Novelicious – Kirsty Greenwood
I started Novelicious three years ago because another chick lit site had recently closed down and I wanted to fill the gap it had left. Back in 2009, publishers rarely gave out review copies to non-journalists so I reviewed my own books, old and new, and spouted off into the empty ether about how much of a chick lit geek I was. In 2011 Novelicious really took off. Now we have a team of seven writers, have met some of our favourite authors, go to book launches and award ceremonies, get to write about any books we like (and get them for free!) and have daily natters to all the other chick lit geeks out there in the world – it’s ace.
In my opinion Book Bloggers and Authors are a match made in literary heaven; they write books and we want to tell our friends about those books. They want to get in front of the right audience and we want bookish content for our website. It works.
The authors we feature on the site are gorgeous. They’re always happy to help out with competitions, provide articles and guest posts, and natter on Twitter. Some of them comment on reviews, tell their fans about us and really get involved in the community. I’ve found authors to be extremely generous with their time and advice, especially towards wannabe writers, which Novelicious places a strong slant on. Book bloggers can be a bit fan-girlish – authors are kind of our version of Hollywood celebrities – so the excitement of chatting with and helping to promote them never dampens. And when we love them, we really love them. We’ll sing from the rooftops about how good a book is and do our best to get everyone we know to buy it.
I don’t like it when authors slag off bad reviews in a public forum like Twitter. As much as bloggers love authors and publishers, the fact is that we are not blogging for them. We’re blogging for our readers – the women who are looking for new books to read and want opinions and reviews that they can trust, before they part with their hard-earned cash. If a reader is disappointed with a book, they should be allowed to rant about it. They paid for it! Books have always prompted critique and discussion, and if that comes in the form of a ranty review, then so be it. It would be a horrible if everybody was scared of stating an opinion on art just in case it offends the creator. That’d be no fun. Of course, an author has every right to express disappointment at a negative review. Of course they do. But when they poke fun at or get angry with the reviewer and encourage their own fans to get angry at the reviewer, I do judge them and am less likely to read their future works. I hope to be an author myself someday. If I get there, maybe I’ll think differently about that one!

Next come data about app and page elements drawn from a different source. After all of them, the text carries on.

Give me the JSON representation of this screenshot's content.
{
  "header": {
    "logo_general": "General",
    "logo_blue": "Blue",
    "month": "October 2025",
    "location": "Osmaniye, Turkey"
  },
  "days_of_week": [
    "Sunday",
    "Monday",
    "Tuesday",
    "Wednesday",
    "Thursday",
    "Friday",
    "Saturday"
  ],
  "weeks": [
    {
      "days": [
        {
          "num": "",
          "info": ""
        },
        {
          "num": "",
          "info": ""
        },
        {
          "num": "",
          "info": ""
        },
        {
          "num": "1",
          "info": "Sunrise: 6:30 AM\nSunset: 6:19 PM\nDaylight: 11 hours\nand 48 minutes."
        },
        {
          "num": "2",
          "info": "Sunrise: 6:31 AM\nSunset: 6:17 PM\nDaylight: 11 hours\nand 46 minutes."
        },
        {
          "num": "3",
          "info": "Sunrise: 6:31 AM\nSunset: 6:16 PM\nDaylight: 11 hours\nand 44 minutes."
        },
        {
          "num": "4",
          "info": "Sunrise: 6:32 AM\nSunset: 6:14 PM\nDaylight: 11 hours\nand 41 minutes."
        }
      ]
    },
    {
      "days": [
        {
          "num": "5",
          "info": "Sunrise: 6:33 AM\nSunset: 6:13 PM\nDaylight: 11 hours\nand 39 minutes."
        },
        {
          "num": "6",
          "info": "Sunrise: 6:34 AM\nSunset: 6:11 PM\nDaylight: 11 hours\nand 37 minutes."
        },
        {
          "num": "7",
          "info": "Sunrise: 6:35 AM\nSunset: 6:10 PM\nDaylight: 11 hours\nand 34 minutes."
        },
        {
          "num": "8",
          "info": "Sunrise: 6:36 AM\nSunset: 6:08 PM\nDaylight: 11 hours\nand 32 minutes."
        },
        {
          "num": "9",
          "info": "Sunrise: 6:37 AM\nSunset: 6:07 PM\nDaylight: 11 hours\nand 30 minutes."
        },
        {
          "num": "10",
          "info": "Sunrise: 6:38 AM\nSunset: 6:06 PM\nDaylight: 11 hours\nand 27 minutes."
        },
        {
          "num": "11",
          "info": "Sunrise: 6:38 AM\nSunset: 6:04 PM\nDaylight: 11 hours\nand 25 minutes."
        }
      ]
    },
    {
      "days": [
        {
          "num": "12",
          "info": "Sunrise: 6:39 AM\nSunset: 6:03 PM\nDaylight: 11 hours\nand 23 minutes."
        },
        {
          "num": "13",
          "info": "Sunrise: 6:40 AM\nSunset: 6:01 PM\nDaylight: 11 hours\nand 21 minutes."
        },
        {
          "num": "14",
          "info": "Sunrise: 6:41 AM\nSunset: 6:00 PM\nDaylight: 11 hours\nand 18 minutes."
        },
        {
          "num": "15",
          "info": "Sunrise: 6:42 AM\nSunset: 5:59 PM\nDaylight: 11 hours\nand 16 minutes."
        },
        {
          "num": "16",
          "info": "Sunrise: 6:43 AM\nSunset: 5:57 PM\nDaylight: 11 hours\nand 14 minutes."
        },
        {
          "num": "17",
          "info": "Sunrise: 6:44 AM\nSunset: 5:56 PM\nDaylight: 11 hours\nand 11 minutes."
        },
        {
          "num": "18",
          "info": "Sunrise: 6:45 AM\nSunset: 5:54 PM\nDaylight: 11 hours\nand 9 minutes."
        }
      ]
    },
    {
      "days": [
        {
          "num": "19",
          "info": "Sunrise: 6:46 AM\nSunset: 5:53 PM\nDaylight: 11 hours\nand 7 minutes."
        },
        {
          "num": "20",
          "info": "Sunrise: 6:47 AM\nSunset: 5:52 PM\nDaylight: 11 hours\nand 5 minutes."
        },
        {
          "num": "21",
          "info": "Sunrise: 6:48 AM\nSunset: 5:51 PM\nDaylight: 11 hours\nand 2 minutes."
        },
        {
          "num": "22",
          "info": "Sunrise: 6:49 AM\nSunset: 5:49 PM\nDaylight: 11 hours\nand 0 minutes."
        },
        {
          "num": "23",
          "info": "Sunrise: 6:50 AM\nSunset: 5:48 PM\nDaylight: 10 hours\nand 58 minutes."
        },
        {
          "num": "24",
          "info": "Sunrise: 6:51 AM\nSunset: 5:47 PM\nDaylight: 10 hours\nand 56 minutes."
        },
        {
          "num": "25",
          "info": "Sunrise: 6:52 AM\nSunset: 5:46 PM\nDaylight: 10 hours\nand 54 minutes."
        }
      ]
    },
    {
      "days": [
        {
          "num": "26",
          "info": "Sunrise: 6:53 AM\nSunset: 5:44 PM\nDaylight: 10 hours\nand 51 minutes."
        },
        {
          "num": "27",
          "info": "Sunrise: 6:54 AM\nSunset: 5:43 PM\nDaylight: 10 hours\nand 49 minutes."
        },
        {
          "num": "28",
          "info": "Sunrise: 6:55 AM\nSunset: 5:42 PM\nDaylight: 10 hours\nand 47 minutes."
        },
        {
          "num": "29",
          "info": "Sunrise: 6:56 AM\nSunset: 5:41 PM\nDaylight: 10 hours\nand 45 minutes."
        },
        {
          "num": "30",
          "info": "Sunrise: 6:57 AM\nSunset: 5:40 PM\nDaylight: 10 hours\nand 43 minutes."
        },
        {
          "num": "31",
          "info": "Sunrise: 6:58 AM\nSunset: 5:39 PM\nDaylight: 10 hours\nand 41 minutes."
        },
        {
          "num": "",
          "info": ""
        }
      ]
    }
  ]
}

I think that in a climate such as this when book sales are down, book blogging is more important than ever. As long as authors keep writing good books, we’re going to keep writing about them. And stroking them. The books, not the authors. Maybe.